[Work to be completed]:
What number of lines in the records below hold the word "username"? Give that number alone.

*** Opening The input ***

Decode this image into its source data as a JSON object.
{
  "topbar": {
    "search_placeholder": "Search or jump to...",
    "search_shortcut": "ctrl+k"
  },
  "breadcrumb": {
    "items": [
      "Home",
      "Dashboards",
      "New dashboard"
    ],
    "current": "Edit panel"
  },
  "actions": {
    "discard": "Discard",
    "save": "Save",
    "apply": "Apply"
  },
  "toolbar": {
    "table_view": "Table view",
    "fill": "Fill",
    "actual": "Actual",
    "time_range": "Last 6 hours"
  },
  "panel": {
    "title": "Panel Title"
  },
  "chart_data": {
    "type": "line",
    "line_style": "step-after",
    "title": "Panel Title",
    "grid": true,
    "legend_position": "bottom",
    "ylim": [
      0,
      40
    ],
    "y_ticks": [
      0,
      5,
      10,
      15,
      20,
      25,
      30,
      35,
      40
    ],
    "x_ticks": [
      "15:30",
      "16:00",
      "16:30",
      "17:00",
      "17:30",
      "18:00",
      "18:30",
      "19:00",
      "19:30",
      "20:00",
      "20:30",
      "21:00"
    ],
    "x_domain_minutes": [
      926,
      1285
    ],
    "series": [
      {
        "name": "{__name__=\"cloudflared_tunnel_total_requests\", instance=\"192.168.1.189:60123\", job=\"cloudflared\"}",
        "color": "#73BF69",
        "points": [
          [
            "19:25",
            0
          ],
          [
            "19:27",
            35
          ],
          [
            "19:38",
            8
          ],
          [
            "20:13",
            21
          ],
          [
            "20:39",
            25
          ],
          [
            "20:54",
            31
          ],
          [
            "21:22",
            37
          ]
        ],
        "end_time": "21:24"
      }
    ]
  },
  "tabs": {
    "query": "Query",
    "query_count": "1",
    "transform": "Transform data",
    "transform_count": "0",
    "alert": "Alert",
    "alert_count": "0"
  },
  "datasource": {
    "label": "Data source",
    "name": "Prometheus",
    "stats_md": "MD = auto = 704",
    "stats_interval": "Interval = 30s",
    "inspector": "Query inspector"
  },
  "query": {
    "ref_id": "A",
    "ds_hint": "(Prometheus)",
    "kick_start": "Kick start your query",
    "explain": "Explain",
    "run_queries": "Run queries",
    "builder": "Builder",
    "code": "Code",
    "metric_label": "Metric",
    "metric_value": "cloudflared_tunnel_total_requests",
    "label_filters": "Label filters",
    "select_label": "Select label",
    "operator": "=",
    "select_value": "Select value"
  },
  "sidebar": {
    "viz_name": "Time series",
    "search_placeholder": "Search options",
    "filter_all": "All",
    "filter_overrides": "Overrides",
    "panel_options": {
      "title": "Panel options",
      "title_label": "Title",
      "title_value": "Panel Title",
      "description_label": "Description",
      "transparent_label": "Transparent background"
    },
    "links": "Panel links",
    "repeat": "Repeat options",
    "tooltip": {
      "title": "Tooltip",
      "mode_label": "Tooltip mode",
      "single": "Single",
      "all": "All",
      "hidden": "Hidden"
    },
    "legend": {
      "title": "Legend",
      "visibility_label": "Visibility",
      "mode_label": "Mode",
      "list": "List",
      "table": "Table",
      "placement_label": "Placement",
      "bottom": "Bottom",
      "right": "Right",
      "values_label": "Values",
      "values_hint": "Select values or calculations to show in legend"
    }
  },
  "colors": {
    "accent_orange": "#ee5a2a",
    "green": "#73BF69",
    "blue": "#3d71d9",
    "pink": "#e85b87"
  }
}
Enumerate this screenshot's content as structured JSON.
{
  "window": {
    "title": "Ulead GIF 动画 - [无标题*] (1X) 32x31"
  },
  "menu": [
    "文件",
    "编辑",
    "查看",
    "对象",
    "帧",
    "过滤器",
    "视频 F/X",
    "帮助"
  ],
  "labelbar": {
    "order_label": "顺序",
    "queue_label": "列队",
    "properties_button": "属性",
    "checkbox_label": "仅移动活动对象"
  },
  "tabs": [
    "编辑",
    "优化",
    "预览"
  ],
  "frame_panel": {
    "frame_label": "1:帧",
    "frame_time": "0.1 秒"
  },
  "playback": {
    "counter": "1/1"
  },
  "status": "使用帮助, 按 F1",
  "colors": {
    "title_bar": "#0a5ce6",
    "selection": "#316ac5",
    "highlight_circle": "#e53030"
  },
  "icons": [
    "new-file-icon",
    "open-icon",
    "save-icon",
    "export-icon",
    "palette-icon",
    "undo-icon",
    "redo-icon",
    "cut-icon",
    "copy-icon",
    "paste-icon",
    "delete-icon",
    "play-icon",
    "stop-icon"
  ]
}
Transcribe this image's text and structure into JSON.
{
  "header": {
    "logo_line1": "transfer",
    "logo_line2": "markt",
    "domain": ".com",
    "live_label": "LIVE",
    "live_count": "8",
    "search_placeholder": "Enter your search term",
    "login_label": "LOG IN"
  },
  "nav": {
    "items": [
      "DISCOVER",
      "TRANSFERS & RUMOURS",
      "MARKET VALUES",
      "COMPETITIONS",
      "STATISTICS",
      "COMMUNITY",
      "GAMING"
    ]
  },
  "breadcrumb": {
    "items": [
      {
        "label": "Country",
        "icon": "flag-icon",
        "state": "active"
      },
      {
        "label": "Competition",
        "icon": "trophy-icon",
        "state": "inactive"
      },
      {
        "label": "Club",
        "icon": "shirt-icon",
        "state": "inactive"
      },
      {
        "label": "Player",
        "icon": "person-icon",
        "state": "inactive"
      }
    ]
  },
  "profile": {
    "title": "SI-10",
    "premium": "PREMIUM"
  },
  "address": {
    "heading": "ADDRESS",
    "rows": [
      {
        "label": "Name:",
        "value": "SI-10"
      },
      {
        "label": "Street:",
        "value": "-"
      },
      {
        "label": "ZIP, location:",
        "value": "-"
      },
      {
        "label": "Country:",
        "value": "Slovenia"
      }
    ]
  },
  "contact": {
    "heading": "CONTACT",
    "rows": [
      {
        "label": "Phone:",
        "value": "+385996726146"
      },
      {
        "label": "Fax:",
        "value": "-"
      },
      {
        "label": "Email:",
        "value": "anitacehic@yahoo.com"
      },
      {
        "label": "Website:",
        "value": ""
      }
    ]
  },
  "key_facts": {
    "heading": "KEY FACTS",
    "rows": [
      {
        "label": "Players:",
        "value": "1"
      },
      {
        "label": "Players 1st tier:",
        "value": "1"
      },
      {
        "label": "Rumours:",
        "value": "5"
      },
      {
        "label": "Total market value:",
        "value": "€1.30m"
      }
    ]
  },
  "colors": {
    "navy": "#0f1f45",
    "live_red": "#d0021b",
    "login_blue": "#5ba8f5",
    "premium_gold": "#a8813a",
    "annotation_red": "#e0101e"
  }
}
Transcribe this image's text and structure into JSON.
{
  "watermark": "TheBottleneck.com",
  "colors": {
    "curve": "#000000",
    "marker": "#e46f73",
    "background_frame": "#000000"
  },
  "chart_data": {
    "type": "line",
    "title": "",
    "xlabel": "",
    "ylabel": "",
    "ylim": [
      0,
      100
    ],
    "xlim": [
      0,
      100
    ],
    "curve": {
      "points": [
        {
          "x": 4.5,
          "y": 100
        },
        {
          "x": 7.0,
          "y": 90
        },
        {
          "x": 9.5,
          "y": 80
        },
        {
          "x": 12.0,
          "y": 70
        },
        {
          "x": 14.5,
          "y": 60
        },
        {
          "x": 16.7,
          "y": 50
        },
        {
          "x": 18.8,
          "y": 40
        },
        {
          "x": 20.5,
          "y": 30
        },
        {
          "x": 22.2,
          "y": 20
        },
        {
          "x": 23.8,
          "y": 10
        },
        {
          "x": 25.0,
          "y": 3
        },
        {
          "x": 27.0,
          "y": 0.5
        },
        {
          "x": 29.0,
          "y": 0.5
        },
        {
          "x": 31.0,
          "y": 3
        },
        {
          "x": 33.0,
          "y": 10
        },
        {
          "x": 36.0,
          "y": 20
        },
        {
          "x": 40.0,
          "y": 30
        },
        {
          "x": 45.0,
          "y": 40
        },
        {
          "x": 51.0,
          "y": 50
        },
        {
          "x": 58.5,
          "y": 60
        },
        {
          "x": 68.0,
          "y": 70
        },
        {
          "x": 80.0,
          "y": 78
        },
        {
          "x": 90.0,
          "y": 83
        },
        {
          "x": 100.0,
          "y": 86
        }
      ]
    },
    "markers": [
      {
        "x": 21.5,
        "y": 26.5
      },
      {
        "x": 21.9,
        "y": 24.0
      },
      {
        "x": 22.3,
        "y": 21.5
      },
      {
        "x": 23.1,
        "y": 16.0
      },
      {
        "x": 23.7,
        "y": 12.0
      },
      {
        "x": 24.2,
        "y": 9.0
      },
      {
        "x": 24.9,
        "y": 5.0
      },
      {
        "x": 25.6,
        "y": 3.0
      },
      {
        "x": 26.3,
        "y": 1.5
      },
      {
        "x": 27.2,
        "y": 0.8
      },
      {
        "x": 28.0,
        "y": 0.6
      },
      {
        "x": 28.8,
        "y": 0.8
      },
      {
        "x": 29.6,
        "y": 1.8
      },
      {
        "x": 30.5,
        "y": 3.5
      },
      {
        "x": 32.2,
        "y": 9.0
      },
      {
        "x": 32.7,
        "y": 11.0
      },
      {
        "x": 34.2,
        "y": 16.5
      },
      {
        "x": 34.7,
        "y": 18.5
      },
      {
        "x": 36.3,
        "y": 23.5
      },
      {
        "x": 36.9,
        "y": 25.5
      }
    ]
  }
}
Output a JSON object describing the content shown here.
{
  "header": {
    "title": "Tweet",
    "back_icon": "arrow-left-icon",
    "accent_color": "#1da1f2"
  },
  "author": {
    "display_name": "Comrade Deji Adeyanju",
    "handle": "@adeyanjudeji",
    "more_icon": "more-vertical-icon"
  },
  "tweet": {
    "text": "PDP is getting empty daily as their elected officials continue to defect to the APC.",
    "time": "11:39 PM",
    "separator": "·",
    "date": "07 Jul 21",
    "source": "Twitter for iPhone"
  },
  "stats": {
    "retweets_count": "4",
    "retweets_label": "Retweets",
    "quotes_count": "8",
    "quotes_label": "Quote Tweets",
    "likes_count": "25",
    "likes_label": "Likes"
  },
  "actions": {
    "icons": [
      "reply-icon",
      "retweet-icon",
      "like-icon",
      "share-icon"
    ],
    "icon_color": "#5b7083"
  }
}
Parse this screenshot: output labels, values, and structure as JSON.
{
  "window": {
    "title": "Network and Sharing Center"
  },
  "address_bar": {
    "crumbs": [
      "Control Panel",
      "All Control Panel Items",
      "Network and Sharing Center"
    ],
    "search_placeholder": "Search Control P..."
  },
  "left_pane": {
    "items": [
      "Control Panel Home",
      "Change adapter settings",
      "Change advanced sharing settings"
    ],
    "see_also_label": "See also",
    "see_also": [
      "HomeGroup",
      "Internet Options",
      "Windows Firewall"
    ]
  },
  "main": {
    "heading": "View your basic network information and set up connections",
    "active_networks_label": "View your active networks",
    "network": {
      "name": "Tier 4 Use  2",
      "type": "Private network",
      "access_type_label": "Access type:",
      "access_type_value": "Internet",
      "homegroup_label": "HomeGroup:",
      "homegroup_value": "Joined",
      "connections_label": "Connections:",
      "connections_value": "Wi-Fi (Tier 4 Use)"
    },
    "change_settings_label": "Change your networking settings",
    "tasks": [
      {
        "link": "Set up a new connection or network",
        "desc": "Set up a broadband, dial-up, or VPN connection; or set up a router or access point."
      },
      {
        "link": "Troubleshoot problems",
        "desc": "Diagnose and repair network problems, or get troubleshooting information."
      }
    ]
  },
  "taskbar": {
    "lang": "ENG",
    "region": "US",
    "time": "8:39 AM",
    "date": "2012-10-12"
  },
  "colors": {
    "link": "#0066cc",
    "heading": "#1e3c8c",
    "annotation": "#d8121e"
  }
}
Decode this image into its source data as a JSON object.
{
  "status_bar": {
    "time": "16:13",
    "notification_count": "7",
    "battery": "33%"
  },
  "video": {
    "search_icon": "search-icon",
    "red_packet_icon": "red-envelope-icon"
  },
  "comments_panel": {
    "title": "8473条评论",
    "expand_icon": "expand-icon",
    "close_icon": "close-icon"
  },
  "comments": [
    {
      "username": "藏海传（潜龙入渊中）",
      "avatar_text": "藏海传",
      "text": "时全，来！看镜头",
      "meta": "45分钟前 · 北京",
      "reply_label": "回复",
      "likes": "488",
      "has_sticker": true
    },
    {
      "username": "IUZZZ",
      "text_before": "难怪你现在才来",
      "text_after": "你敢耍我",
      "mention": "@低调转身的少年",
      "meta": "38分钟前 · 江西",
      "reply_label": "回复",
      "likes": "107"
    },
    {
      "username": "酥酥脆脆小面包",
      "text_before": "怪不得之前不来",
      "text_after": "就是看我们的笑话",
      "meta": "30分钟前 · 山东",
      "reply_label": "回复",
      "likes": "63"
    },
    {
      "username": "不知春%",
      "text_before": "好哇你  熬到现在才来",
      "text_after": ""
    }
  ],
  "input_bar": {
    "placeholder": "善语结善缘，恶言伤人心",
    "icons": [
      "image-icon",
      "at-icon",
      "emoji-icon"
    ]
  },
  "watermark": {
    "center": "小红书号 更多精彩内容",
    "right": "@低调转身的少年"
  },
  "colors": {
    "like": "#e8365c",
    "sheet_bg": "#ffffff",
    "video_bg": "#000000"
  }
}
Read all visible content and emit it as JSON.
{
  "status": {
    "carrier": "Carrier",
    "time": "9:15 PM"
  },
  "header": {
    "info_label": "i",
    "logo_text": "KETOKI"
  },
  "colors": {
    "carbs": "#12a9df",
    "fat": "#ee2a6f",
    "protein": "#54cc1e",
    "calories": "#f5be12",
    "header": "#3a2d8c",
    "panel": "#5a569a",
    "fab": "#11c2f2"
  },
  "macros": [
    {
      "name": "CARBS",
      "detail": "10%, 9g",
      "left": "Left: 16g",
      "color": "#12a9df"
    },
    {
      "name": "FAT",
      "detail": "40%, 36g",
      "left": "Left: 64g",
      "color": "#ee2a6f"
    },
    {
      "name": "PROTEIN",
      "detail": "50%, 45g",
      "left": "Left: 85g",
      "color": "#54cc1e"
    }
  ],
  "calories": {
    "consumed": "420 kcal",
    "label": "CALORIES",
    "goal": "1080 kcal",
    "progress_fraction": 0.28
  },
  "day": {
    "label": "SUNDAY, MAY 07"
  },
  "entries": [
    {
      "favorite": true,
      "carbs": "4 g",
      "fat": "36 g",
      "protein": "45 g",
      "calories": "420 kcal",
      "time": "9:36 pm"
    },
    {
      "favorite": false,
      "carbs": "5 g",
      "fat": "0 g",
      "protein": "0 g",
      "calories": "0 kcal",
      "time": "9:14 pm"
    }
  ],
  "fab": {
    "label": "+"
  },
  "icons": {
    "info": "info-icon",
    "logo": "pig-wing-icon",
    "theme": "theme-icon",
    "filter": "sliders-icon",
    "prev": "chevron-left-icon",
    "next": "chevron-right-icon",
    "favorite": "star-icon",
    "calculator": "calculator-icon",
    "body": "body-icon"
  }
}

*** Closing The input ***

[Task output]:
4